Coming Undone

August 4, 2020


The meeting progresses like a surreal version of the telephone game. Following Jon’s lead, each person picks up the baton twirling it their own particular way, spinning stories about frustration, despair and clownish behavior. Two women were brought to tears yesterday, one by a stressful work situation the other because of melancholy. In a fit of rage, another person wrote a flaming email that he instantly regretted. Someone else was not invited to a company function. Hurt by the slight, she questioned her self-worth, wondering why certain others made the cut and not her. Painful anecdotes, none remotely as dire as Jon’s, but all capable, if left unchecked, of creating chaos, of driving each one to the bottle. The members weren’t being insensitive, not intentionally. Mitch’s tantrum at home and Beth’s tears at work were big deals, to them. Different circumstances but the feelings are the same: anger, frustration, sadness and above all, powerlessness. Once traumatized by alcohol, now it was people, places and things that create the inner turmoil. The more sober one becomes the more he or she realizes how powerless they really are. Paradoxically, this is supposed to make you feel good.

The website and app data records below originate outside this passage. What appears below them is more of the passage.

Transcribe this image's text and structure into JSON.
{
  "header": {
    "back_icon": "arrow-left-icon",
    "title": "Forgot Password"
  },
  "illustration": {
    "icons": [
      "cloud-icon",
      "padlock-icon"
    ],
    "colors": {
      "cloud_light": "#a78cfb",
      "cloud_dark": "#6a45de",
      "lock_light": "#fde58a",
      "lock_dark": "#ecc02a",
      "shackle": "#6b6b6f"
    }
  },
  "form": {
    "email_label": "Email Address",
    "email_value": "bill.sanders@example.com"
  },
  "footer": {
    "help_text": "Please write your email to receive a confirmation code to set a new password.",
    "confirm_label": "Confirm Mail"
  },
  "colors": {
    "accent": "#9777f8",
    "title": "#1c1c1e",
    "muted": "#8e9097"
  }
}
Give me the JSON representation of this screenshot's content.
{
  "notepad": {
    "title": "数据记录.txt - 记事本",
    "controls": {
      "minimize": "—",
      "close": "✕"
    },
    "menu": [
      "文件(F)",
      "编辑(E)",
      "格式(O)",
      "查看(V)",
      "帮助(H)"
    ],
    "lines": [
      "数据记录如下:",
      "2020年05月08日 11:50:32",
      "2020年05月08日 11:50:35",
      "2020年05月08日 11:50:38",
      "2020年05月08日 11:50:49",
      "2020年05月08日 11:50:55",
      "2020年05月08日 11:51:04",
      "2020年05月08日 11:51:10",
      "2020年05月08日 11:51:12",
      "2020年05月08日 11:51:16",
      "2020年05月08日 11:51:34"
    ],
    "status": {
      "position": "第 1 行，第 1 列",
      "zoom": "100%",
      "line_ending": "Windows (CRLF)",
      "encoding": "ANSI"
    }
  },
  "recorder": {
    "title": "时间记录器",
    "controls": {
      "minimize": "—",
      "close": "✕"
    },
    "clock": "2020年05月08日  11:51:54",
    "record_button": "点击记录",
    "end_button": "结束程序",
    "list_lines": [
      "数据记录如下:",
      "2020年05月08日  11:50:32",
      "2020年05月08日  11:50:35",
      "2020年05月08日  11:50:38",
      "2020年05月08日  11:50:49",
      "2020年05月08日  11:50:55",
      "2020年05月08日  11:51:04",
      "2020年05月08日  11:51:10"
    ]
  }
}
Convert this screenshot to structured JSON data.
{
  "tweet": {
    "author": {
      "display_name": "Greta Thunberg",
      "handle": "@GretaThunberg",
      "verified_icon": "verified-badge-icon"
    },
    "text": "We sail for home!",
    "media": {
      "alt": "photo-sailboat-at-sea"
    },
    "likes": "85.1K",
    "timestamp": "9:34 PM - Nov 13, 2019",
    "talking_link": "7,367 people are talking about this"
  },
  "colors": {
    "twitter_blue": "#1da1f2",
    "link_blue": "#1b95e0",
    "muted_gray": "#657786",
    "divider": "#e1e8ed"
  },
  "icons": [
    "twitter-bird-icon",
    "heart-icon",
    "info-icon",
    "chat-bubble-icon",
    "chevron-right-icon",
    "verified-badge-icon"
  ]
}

As the shares continued, you reflect on events the last couple days that almost drove you to the brink. The ride home from SFO: You wanted to save your new company money and figured an old-fashioned taxi would cost less than an Uber. You were wrong. The ride had cost nearly twice as much. And on top of that the grungy vehicle stunk of body odor and god-forsaken foodstuffs. It was like sitting in a sewer and paying out the ass to do so. The coup de gras the driver’s digital payer was broken, forcing you to go into the house and find a personal check. While you didn’t make a scene in the taxi, you ranted and raved in your (thankfully) empty house. You’d spared the driver, but your anger had been so ugly and real. Wrath-like. Not just at the pathetic cabby at your company too, for wasn’t it their fault you had to pinch pennies in the first place?

The letter.

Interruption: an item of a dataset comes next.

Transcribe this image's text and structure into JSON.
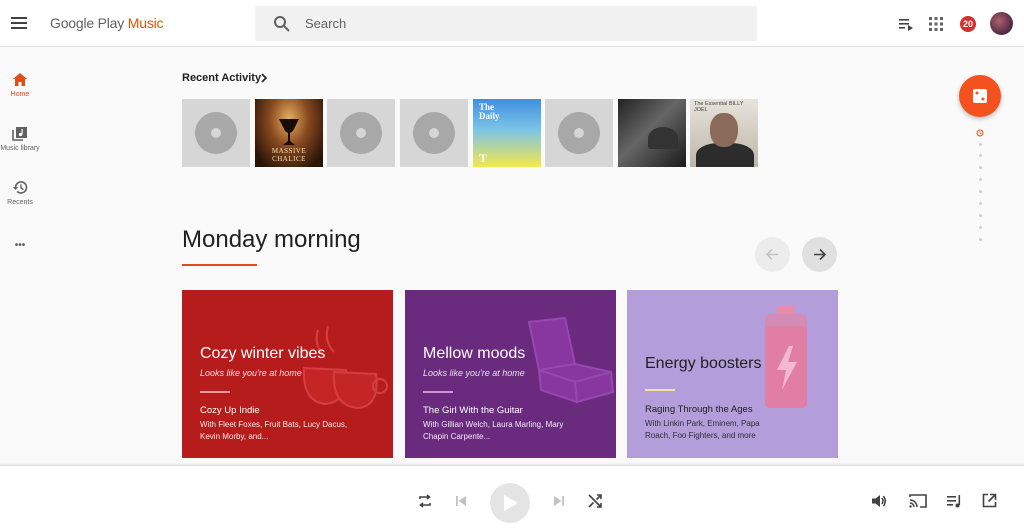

There was still the matter of the letter. The blackmail had come three weeks ago and counting, well past the 10-day time limit the extortionist had given you. Each day was laden with anxiety dipped in shame and sprinkled with fear. Even if nothing ever came of it, as you prayed, the letter had opened up a portal, revealing your defect like a cancer.  The gutless lie. Chaos.

To be continued…